The UK Independence Party may avoid putting up candidates to contest the seats of existing Eurosceptic MPs, its party leader has said.
Nigel Farage ruled out a formal electoral pact, but suggested he would not oppose agreements made at constituency level.
Negotiations may prove tricky however, after Foreign Secretary William Hague insisted Tories "don't make pacts with other parties" and instead issued a caution to wavering supporters that they risked letting Labour into power.
A number of high-profile Conservatives have floated the possibility of an alliance with Ukip in the run-up to the election to avoid splitting the right-wing vote, including Jacob Rees-Mogg who suggested that Mr Farage's party would expect to get some MPs out of any deal.
Writing in The Times, Mr Farage said: "If either they, or others like them, even Labour MPs, with their local associations, chose to propose running on a joint ticket then I would leave the local Ukip association to have those associations.
"If after discussions they feel that it would be a better way to serve their constituents, then I and the National Executive Committee would be happy to hear reasoning. After all we are a party that believes in real localism and doesn't think that the centre is the repository of all wisdom."
A ComRes survey found 22 per cent of Tory local councillors supported an agreement between the two parties, but Mr Hague told BBC Radio 5 Live: "I do rule that out.

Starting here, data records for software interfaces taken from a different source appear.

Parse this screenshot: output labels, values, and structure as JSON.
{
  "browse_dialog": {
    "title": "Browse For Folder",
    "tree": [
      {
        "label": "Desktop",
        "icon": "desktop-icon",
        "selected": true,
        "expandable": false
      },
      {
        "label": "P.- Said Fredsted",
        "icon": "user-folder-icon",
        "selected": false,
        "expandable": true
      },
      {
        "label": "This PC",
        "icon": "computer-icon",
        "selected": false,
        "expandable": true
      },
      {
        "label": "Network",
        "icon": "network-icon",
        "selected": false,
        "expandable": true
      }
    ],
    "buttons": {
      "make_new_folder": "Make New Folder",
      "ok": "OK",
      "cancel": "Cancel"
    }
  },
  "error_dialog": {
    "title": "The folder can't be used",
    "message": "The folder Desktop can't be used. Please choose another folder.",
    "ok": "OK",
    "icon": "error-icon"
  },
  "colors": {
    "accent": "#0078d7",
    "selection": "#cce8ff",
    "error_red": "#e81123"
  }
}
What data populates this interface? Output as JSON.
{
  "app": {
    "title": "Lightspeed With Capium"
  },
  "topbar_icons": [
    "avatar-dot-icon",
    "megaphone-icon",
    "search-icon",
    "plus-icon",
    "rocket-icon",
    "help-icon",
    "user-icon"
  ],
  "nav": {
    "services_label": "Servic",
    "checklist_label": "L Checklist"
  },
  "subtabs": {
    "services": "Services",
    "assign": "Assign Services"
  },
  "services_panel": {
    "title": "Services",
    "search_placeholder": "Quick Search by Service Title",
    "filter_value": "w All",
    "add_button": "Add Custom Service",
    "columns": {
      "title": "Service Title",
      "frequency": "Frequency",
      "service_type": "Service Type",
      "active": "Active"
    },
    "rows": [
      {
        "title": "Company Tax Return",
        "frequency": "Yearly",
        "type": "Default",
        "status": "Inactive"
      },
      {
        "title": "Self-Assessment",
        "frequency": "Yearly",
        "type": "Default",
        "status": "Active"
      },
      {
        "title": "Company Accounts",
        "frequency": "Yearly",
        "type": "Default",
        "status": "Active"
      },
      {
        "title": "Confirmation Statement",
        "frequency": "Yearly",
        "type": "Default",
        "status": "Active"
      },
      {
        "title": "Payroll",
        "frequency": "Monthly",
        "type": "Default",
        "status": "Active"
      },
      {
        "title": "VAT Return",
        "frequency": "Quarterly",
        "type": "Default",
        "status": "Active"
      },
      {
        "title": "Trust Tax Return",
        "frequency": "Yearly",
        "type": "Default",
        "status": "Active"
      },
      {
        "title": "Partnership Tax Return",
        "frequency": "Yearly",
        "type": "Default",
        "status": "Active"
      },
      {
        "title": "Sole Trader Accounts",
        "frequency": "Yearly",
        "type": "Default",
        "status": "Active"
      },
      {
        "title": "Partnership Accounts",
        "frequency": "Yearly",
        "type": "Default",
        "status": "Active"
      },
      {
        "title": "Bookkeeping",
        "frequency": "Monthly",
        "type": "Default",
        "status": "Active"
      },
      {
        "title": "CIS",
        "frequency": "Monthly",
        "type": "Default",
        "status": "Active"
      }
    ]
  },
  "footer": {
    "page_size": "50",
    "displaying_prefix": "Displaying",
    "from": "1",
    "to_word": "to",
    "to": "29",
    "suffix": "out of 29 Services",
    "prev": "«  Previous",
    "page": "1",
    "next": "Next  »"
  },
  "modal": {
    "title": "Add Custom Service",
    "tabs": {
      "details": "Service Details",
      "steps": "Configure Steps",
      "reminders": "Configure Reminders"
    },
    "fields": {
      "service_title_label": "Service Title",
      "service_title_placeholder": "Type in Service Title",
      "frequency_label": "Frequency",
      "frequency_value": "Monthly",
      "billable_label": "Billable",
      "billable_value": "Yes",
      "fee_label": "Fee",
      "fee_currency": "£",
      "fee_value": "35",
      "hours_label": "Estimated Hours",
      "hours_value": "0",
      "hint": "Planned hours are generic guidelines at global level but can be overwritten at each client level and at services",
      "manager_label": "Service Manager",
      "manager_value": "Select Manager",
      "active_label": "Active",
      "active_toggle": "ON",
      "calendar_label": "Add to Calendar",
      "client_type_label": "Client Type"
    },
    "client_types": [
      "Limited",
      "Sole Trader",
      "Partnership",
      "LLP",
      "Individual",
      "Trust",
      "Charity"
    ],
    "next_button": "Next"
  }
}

"We don't make electoral pacts with other parties; we do make pacts with the voters of other parties and win over the voters of other parties, as we've often done through history.
"And, of course, if someone is contemplating voting Ukip who would otherwise vote Conservative they could, by default, produce a Labour government which is the absolute opposite of what they might want on Europe for instance.
"They might be voting for Ukip because they want to have a referendum on Europe. Well, they are only going to get that if David Cameron is prime minister after the next election.
"Whatever they have done in local elections or whatever they say in opinion polls, at the next general election a voter like that will have to choose: are they going to have Ed Miliband as prime minister and go headlong into giving away more of the country's powers? Or are they going to have a referendum under David Cameron?
"A general election in this country is a first-past-the-post system. It is a choice."
The Ukip leader is tipped to draw a big crowd after being invited to speak this week at a fringe Conservative Party conference event at Manchester town hall - one of the largest venues.